The history behind Loddon’s town sign
In the centre of Farthing Green stands Loddon’s town sign.
The sign was erected by the Parish Council in the early 1960’s from an original sculpture by the late Margot Kendle and represents the Saxon “hero” Aelfric Modercope.
The earliest written mention of Loddon (Lodne) is in the will of Aelfric Modercope written in 1042 or 1043 ‘before he went across the sea’.
In the will Aelfric split his land holdings in Loddon, Bergh Apton and Barton between the Bishops of Bury, Ely and St Benet of Holme respectively – “to St Edmund’s, Loddon – woodland, open land and fen – with as full rights as ever I owned it“.
Two writs by Edward the Confessor allowing him to ‘bow down to,’ i.e. give allegiance to the Bishops of Bury and Ely, and confirming his bequests also exist, one written before his death and one after, presumably as a dispute arose.
He died between 1051 and 1057.
Aelfric held some 450 acres of land in Loddon and was by far the biggest landowner.
His manor house is believed to have been close by the church overlooking the river and the fields are known as Manor Yards.
The list of benefactors at Bury St Edmunds record Aelfric as ‘Noblis Hero’ – Noble Hero – but do not record the brave deed that earned him this title.
Aelfric is an English name and Modercope is a Danish nickname. This would exemplify at the time when there was a strong Anglo-Danish movement and three successive Danish kings had held the throne until Edward the Confessor succeeded in 1042.
Aelfric had a strong connection at court, but his role and status are unusual.
There is a theory that Aelfric was the dapifer (steward) to Emma of Normandy, who died in 1042, which would potentially explain his position.
Queen Emma was a pivotal figure in English history. She was child bride to Aethelred the Unready.
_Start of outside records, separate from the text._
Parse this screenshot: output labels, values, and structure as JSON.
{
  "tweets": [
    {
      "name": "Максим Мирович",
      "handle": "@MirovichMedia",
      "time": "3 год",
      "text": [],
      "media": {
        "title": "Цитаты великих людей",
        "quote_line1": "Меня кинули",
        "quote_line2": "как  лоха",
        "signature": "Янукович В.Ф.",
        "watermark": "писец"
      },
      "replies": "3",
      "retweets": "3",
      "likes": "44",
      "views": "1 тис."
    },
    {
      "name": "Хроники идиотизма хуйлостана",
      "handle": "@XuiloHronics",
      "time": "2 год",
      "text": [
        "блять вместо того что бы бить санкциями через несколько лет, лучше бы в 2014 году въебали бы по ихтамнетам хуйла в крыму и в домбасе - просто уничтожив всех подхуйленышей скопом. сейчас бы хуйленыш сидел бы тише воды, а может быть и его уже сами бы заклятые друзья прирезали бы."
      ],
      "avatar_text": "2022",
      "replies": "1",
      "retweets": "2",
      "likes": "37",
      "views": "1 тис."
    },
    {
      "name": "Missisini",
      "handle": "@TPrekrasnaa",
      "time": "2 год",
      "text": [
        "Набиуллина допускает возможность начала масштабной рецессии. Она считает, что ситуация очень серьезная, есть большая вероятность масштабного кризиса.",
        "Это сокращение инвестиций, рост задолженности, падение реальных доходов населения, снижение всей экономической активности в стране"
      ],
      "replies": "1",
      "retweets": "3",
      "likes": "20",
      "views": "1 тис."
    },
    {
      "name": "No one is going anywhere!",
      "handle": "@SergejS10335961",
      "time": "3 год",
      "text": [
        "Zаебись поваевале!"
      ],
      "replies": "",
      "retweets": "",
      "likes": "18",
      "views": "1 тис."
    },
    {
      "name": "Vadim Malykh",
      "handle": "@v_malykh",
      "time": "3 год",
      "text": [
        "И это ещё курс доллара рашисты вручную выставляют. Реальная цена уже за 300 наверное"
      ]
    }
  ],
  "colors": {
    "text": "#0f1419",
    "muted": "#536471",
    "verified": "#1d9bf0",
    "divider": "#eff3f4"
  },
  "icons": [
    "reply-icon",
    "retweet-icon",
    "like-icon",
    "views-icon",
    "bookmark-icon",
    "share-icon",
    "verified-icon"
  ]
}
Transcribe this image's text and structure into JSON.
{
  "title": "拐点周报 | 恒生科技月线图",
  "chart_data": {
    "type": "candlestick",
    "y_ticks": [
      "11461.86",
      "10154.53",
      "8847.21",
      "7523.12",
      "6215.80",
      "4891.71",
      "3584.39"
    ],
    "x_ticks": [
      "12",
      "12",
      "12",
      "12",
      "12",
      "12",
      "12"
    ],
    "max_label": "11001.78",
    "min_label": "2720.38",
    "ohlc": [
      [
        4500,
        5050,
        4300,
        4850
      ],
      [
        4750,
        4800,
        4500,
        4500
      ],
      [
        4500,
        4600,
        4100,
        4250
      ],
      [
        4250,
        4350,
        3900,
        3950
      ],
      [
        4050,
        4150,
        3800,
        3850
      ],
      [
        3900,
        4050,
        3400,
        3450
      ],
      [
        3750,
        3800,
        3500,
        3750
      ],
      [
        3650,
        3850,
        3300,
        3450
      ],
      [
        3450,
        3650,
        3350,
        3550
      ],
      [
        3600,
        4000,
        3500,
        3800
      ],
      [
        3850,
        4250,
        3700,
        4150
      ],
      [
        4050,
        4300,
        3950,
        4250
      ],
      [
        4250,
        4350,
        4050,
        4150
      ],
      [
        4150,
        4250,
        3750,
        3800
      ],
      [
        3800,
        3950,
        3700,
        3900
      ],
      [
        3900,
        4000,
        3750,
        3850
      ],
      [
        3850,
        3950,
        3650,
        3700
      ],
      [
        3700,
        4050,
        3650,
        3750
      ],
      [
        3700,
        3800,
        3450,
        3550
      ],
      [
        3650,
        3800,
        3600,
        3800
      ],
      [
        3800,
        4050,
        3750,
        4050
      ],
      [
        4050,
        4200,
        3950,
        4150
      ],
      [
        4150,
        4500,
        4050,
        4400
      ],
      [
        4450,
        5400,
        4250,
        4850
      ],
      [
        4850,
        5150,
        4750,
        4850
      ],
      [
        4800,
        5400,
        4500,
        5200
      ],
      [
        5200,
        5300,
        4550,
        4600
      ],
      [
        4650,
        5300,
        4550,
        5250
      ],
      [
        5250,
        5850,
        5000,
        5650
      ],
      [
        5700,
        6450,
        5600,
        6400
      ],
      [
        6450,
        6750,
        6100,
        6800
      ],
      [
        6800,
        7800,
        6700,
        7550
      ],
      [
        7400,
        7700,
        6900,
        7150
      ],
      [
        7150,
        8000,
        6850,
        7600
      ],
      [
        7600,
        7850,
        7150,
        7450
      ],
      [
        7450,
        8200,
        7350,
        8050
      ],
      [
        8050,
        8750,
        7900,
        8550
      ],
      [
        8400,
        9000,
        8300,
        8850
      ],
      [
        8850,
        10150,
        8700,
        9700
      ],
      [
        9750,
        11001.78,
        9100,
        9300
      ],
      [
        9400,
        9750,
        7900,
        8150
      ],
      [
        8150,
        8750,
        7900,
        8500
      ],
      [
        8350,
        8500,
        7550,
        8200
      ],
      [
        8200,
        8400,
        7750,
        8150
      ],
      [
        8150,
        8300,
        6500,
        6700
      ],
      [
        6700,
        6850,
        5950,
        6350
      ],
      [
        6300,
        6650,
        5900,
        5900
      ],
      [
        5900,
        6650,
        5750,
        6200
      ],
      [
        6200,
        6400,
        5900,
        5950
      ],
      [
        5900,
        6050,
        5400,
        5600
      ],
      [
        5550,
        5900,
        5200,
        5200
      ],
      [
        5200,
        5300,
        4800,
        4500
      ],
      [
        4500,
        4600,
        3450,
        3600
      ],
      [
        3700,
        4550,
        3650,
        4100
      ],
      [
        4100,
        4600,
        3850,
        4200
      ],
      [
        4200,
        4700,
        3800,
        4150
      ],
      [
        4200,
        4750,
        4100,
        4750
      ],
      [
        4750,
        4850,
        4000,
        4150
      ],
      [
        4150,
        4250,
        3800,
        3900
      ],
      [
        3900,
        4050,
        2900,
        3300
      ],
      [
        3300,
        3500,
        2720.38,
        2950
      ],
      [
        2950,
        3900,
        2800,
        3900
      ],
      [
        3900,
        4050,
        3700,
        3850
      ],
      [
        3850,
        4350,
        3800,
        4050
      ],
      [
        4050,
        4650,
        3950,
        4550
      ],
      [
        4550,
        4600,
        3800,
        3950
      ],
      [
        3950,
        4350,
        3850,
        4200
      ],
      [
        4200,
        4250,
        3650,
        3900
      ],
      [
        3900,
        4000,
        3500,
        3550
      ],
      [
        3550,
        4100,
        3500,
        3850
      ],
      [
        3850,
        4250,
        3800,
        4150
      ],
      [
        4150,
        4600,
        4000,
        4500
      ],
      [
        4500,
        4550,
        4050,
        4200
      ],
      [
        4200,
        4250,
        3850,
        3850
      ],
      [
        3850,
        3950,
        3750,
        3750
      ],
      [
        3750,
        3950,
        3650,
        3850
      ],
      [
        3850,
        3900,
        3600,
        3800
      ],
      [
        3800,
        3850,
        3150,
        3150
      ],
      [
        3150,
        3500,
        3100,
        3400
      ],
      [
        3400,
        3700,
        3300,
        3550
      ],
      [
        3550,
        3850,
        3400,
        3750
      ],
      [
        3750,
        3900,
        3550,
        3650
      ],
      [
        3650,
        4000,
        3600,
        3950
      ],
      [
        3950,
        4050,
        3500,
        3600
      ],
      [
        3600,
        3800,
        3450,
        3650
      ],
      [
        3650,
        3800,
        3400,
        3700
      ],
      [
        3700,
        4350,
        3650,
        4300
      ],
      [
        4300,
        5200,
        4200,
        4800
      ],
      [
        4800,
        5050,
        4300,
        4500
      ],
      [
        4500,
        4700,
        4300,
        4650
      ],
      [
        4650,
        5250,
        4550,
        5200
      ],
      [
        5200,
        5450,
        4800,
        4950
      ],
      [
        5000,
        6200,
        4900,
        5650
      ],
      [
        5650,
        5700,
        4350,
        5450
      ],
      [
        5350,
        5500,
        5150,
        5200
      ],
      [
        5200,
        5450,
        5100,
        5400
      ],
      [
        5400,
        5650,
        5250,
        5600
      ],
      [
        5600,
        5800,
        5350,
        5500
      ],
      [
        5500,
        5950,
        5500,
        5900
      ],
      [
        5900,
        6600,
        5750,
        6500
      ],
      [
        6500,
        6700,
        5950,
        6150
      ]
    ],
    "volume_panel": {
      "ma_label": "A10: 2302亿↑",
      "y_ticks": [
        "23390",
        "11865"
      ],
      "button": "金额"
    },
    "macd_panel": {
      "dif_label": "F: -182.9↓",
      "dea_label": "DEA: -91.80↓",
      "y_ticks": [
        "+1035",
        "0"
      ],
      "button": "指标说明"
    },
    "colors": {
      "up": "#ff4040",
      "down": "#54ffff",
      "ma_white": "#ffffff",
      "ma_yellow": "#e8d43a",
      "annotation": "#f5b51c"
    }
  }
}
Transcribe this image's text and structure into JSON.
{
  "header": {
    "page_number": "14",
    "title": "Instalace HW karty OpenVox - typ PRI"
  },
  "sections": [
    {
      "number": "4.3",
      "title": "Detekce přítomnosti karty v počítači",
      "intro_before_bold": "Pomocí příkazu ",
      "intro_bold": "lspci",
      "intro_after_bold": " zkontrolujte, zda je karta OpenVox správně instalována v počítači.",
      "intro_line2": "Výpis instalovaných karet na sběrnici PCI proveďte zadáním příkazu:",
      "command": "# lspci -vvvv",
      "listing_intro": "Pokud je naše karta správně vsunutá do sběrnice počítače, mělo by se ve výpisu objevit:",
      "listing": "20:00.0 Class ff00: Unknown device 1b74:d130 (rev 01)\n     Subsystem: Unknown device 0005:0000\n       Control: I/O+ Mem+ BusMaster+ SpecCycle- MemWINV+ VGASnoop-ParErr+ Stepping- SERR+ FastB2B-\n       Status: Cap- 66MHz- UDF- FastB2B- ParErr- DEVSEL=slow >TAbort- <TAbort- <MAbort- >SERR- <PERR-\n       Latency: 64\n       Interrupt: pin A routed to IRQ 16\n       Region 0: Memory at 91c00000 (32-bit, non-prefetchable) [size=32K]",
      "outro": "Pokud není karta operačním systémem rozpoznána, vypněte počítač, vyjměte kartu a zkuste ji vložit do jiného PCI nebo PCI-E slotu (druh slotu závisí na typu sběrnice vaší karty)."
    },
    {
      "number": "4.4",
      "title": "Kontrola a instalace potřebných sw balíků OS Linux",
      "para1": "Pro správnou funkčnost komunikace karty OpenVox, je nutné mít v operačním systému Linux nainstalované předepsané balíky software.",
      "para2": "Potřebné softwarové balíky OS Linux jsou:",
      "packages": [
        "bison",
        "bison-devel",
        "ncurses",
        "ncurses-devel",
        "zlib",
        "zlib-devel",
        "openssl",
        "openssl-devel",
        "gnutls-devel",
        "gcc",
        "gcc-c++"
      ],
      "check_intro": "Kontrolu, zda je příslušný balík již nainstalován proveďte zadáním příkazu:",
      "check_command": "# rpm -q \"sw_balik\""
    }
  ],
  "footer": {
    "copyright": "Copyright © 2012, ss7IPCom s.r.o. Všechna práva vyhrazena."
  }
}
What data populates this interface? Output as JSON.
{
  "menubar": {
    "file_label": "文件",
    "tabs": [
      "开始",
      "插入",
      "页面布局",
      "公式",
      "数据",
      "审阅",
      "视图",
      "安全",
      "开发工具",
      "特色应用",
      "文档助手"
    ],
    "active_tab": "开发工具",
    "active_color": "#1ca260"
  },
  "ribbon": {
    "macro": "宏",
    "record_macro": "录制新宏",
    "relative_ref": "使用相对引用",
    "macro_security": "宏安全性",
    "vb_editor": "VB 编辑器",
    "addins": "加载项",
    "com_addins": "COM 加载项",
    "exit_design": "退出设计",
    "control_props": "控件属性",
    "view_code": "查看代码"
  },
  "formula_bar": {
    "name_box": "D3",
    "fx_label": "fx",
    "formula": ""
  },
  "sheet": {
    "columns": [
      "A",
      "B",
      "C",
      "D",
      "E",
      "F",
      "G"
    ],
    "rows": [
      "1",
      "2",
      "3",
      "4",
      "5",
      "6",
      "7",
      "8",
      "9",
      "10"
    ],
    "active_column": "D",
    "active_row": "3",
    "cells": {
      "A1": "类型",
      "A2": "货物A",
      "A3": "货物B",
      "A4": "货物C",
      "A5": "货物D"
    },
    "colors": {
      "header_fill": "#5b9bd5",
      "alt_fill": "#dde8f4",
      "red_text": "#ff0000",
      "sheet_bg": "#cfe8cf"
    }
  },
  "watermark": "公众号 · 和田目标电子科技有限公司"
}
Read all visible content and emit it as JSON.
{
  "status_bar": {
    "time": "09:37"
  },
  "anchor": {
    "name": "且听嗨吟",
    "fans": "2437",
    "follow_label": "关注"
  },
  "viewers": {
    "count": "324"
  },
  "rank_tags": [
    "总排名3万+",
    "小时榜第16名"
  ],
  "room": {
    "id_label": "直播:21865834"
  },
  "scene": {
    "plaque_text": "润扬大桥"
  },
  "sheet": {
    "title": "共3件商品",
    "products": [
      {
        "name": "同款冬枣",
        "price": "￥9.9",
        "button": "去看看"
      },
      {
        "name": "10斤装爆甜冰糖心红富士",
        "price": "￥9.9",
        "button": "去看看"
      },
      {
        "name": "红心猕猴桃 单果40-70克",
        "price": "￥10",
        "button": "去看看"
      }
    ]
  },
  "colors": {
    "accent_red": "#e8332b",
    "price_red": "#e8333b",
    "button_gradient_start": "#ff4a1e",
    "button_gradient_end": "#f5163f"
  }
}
On his death and after the successful invasion by Cnut (Canute) was married by him to help legitimise his claim to the throne.
Two of her sons succeeded to the throne – Harthacnut ruled 1040 – 1042 and Edward the Confessor (son of Aethelred the Unready) 1042 – 1066.
She was also the beginning of the connection that led to the Norman invasion of 1066.
A visitor to Loddon looking over the grazing marsh near the church may wish to ponder that Aelfric’s sheep, careful divided between the two Abbeys in his will, grazed the very same spot more than a 1000 years ago.
Acknowledgment – Andrew Milner